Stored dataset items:

▼

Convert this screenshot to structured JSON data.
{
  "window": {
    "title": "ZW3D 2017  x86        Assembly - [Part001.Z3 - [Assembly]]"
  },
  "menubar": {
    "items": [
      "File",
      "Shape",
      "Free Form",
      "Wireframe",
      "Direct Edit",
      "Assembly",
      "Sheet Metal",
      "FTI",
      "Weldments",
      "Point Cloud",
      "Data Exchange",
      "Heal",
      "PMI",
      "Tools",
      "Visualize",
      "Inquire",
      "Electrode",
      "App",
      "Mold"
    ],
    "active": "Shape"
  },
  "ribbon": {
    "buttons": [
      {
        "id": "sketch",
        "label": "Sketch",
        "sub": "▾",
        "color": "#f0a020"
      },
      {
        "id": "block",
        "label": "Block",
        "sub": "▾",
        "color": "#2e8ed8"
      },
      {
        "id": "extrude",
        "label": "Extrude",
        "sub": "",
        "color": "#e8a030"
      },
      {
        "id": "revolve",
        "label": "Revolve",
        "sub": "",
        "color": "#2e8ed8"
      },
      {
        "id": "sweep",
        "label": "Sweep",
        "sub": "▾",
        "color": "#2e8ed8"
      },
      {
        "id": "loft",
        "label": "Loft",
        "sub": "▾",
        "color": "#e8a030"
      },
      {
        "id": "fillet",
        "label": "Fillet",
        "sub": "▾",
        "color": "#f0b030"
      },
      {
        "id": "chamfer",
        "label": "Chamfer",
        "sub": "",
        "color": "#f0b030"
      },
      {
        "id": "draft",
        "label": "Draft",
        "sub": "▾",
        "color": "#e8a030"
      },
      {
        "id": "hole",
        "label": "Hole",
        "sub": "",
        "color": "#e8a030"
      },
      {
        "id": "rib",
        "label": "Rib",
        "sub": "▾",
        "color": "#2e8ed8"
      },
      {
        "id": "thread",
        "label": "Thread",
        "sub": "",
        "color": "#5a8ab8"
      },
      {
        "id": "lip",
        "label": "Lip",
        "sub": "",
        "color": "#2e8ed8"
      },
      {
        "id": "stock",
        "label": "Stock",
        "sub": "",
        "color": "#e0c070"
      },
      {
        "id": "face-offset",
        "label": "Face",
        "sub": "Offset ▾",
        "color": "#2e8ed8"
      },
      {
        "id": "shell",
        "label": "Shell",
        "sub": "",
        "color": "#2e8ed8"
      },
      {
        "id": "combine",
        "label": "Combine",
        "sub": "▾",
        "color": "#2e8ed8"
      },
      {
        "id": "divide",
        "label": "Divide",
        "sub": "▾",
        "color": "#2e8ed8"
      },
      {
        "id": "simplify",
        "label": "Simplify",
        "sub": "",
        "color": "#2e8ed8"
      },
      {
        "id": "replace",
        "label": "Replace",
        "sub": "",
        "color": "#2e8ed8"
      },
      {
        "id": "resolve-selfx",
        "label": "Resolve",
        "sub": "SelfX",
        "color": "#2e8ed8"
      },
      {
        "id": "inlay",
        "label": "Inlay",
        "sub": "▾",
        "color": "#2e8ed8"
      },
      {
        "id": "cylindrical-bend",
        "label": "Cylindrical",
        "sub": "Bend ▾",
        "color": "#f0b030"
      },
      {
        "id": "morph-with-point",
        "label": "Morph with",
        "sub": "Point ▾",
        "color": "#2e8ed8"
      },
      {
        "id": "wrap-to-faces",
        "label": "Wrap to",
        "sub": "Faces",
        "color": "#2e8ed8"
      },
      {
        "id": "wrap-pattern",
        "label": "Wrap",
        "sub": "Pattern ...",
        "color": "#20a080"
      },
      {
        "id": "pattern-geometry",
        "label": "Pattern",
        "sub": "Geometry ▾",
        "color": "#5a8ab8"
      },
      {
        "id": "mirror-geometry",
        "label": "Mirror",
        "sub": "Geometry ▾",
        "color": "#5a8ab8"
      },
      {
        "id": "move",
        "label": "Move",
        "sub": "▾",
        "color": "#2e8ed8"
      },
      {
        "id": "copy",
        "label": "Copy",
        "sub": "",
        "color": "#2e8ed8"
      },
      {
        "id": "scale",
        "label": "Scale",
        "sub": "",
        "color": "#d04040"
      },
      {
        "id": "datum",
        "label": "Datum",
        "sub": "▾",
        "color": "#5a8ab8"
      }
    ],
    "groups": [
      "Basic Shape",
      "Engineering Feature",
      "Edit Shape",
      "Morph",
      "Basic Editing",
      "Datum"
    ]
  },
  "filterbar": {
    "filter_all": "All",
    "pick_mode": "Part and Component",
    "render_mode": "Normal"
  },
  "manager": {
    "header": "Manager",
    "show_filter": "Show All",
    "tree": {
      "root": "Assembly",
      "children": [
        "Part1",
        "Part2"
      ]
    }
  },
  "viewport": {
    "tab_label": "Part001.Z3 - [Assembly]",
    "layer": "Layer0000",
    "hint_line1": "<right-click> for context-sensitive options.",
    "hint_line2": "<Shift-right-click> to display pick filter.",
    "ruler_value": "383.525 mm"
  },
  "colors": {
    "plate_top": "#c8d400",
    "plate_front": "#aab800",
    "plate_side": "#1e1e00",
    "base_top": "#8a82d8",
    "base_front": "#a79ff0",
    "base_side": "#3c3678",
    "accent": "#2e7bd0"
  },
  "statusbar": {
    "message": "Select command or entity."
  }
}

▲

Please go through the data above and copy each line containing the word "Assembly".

    "title": "ZW3D 2017  x86        Assembly - [Part001.Z3 - [Assembly]]"
      "Assembly",
      "root": "Assembly",
    "tab_label": "Part001.Z3 - [Assembly]",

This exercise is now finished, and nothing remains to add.